Neil Sammonds, Amnesty's Syria Researcher, blogs from Kobani on the Turkey-Syria border
A dust cloud from the US air strike drifts across the border from Kobani and blurs our view from the overlooking Turkish hilltop. Most if not all of those watching – all Kurds, it seems, from both Syria and Turkey – agree that the damage caused to the city by air strikes is a price worth paying. Many believe the city’s defence, led by Syrian Kurdish fighters, would have collapsed without them.
“My home may get destroyed but if it forces out Da’esh”, as the armed group which calls itself the Islamic State (IS) is usually referred to locally, “then I am happy,” says one.
Fighters from the People’s Protection Units (YPG) of the Democratic Union Party (PYD) lead the city’s defence against the armed group widely loathed by Kurds.

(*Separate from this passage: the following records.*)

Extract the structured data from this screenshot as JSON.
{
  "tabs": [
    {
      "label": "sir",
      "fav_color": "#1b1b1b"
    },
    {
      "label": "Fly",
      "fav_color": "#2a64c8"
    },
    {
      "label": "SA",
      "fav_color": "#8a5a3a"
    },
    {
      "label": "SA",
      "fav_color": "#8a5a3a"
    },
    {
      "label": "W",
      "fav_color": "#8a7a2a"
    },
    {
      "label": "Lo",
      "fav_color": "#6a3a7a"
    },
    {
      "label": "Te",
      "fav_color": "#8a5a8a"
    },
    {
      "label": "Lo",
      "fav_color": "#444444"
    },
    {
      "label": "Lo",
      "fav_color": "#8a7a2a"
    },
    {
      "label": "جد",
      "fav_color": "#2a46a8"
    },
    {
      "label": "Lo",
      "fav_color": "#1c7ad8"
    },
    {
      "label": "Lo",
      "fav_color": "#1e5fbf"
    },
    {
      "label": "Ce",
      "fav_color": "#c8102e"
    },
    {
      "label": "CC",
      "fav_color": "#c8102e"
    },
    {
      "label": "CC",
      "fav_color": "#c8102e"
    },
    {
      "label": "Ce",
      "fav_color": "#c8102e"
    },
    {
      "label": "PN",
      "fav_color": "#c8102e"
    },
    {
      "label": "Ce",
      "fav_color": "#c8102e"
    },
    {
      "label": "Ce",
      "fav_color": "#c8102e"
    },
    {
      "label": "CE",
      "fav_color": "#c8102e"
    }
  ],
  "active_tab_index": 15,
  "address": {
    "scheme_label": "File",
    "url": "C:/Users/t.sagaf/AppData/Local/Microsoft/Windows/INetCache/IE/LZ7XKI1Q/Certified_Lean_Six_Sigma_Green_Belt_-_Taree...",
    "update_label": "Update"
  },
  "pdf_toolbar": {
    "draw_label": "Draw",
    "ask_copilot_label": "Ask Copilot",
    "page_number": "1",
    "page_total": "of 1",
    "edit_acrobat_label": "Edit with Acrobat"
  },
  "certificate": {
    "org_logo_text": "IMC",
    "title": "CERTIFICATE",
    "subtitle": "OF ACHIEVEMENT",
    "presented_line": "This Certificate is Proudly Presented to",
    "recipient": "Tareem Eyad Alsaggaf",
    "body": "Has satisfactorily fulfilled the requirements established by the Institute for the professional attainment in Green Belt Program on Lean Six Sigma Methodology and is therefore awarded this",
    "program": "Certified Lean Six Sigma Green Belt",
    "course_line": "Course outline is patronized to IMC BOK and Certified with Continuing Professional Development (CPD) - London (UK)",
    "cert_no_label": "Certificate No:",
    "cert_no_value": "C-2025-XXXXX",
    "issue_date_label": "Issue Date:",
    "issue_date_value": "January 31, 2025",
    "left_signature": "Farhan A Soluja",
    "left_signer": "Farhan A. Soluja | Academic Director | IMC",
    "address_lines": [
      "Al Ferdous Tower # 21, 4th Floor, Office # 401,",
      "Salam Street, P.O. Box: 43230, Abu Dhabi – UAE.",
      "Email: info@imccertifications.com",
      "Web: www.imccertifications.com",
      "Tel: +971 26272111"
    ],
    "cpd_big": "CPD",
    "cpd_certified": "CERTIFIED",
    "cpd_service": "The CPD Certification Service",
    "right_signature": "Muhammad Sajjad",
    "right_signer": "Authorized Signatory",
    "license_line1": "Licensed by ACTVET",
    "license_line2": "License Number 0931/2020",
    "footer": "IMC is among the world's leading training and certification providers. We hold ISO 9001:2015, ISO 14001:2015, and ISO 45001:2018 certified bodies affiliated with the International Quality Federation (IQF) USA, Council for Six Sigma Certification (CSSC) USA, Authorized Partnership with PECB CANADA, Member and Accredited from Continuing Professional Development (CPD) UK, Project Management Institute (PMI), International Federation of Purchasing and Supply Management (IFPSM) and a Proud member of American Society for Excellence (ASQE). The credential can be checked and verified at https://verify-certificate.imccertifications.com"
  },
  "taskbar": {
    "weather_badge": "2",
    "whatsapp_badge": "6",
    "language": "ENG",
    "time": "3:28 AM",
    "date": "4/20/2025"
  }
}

Residents of the scores of villages outside Kobani, and then the city itself, fled ahead of the rapid IS advance, well aware of the atrocities committed by the group against Iraqi Kurds in Sinjar and elsewhere. Some 200,000 fled into Turkey, two-thirds of them in just four days in September this year.